Feature Interview | Rotimi Segun
He’s signed a new contract, he’s fully fit and playing again and now Rotimi Segun is looking forward to delivering on his talent as Saracens chase another Gallagher Premiership title.
Since arriving at StoneX Stadium from Northampton Saints he has developed into one of the most feared widemen in the game. He’s quick – very quick in fact, with a best track time over 100 metres of 11.03 sec – powerful and knows his way to the try line.
With England U18 and U20 honours already in his locker, the now 26-year-old would love to climb even higher on the international ladder but is keeping his focus very much on helping the ‘Men in Black’ reclaim the silverware this season that used to be almost exclusively theirs in the past.
As the StoneX celebrates its 10th anniversary, Segun is happy to sing the praises of the hallowed 4G surface.
“I love the artificial surface at the StoneX – it's perfect for me. I know how it is going to feel and play underfoot and it allows you to sprint and step very easily,” admitted the 26-year-old Segun.
“There are some lightning quick guys playing in the Premiership and I need to be able to keep up with them all. I’d have to say I’m the quickest in the squad at Saracens and I’m pretty proud of that.
“I’d love to get even faster and I’m working hard towards that goal. In the fast lane of the Premiership you have to be able to keep up with the likes of Adam, Jonny May, Louis Rees-Zammit, Anthony Watson and Henry Arundell.
“You don’t often get a ‘one v one’ sprint during a game, but because there are so many fast humans in the league you have to find ways to defend against them. I grew up watching and studying Anthony Watson. His footwork and pick-up speed are remarkable.”
Speed isn’t Segun’s only weapon, but he likes everyone to know that he is ready, willing and able to put on the ‘after-burners’ if his teammates can get him the ball.
“Having got back to full fitness it has been nice to see the boys having confidence in what I can deliver. They know that if they can get the ball to be in space then something might happen,” added Segun.
“The first job for me after my groin injury, which kept me out for the first-half of the season, was to get back to full fitness. I’ve been able to do that, and it has been lovely to be back in the team and playing again.
“We look at this part of the season during the Six Nations as a chance for the rest of the squad to really gel and to try to maintain the momentum that has kept us at the top of the table for most of the season. We let the game at Leicester last weekend slip away from us, mainly because we found ourselves trailing 24-3 very early on.
“At that stage, a lot of teams playing at Welford Road might have folded completely at that stage. Our generals asked for a response, and they certainly got one as it ended up 24-18 to allow us to leave with a losing bonus-point.

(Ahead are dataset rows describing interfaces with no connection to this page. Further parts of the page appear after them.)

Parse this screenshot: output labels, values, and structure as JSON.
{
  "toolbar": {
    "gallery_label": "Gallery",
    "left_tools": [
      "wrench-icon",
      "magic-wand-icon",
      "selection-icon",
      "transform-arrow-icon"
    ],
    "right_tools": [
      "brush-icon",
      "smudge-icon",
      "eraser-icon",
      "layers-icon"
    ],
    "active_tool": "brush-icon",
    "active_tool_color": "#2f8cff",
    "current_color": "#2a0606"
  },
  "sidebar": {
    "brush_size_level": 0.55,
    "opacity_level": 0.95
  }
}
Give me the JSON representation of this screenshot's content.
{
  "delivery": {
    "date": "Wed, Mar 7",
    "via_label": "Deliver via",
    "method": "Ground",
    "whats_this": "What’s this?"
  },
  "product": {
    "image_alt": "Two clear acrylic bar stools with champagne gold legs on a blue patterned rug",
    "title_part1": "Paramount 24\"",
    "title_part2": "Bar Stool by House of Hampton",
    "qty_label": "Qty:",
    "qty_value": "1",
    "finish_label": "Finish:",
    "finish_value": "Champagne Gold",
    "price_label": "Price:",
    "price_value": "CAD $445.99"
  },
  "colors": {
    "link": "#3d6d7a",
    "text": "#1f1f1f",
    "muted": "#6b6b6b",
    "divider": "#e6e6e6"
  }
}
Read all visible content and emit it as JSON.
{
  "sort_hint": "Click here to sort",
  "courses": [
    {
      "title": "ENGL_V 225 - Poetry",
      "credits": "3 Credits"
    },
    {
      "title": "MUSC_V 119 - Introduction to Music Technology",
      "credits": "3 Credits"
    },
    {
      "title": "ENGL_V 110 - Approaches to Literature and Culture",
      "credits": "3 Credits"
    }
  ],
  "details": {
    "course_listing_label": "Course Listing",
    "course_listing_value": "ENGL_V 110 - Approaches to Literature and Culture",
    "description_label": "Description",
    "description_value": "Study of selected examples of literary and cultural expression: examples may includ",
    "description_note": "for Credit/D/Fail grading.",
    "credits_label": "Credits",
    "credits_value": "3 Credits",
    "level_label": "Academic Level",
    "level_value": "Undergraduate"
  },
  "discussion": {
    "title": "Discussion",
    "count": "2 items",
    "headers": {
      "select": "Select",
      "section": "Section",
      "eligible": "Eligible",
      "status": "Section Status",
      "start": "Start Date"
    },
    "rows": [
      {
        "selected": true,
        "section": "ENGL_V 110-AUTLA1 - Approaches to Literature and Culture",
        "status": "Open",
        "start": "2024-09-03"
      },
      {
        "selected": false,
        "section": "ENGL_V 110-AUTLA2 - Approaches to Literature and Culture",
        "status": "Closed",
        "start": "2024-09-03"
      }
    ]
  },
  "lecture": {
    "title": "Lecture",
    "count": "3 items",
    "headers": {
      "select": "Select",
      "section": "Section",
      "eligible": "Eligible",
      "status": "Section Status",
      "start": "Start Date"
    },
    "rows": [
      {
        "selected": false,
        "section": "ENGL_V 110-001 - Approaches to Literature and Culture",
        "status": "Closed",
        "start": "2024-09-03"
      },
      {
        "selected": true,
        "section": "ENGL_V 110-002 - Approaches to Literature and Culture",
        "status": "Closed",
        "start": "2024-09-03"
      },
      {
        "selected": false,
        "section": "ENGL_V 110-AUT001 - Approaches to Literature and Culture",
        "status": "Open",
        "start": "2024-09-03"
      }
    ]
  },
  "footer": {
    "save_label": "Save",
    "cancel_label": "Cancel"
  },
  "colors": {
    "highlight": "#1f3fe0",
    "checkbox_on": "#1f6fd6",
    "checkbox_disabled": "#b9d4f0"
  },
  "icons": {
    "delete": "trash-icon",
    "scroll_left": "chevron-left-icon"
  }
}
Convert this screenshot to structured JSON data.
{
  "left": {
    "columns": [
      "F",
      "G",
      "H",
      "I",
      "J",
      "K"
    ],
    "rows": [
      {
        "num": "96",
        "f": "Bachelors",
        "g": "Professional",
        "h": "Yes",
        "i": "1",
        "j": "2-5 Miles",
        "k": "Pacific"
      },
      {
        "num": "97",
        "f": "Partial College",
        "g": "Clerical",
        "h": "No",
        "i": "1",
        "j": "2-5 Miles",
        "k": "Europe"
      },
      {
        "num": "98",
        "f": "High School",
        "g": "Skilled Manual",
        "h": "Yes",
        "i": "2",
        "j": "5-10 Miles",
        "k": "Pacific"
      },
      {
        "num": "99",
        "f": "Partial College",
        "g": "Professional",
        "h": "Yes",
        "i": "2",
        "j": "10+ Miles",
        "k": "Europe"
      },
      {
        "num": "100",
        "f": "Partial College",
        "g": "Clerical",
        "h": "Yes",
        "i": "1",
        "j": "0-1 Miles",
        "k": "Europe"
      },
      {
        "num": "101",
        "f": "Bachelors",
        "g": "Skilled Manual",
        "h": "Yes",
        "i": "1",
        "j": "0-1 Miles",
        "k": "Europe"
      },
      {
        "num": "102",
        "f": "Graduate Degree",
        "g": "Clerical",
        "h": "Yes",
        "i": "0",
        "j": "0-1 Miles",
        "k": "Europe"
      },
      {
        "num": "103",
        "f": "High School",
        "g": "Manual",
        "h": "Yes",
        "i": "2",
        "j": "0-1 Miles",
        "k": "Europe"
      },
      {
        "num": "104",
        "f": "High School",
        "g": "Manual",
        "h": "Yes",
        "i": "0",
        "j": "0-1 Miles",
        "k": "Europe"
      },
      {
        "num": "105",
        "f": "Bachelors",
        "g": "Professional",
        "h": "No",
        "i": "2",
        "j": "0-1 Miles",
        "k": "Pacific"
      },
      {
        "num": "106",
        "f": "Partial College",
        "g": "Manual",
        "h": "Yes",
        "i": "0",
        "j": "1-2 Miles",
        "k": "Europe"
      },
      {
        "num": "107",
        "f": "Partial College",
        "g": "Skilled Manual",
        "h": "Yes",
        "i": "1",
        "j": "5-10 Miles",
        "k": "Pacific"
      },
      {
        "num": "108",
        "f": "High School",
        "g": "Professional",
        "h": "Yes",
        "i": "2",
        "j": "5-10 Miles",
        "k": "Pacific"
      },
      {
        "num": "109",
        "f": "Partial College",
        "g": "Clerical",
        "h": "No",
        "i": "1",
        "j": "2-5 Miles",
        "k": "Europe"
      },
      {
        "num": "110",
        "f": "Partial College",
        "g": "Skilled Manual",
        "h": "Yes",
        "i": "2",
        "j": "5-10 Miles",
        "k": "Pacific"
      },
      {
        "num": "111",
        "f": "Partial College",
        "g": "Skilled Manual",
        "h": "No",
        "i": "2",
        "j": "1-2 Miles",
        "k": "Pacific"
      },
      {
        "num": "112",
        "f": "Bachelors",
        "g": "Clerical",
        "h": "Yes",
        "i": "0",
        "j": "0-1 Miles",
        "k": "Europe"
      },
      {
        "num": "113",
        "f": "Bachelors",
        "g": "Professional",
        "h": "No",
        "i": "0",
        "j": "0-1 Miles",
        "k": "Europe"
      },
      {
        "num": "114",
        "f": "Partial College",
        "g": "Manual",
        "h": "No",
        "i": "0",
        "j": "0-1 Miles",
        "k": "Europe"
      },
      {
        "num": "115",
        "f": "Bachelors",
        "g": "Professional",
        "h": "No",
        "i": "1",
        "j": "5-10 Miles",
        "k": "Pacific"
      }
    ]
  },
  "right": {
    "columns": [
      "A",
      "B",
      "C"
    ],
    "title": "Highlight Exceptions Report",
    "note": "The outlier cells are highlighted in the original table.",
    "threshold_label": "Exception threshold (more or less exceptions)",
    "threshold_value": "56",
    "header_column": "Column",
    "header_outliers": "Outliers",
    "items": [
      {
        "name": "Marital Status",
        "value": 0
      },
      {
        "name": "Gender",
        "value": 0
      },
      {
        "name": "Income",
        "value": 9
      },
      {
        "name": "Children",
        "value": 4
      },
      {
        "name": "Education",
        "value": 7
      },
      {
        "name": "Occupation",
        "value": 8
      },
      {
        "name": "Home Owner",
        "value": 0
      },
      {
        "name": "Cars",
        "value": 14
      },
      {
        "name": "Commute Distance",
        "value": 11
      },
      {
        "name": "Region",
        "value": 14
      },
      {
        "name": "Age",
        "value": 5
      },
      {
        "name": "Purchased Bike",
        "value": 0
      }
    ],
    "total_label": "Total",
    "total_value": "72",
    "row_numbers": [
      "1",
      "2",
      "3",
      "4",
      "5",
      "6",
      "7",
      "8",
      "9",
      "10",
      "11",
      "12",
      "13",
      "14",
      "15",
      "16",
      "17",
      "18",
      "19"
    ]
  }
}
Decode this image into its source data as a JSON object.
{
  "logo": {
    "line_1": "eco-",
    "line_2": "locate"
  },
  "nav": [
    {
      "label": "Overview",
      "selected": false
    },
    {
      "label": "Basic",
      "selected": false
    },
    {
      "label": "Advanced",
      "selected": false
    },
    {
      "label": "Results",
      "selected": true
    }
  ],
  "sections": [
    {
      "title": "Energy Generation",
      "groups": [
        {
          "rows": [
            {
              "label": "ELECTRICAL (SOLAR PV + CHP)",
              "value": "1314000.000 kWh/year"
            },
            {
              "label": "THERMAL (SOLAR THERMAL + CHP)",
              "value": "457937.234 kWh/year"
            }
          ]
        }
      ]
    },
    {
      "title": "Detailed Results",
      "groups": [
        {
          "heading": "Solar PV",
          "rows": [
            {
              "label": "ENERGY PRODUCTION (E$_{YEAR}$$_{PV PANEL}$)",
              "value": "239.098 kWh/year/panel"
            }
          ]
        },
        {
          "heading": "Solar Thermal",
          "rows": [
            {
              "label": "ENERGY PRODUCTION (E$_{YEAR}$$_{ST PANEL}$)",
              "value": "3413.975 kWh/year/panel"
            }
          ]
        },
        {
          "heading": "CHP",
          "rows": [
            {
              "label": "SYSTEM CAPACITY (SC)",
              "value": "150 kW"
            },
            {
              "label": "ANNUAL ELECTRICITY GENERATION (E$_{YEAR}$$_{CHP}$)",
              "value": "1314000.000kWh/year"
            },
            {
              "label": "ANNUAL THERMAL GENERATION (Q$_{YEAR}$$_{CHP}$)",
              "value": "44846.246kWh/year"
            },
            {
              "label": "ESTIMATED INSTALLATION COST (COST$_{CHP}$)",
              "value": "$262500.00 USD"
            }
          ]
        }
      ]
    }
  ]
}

“That showed we are there or thereabouts and there were a lot of positives to take from that game in terms of effort and resilience. We won’t be dwelling on the defeat."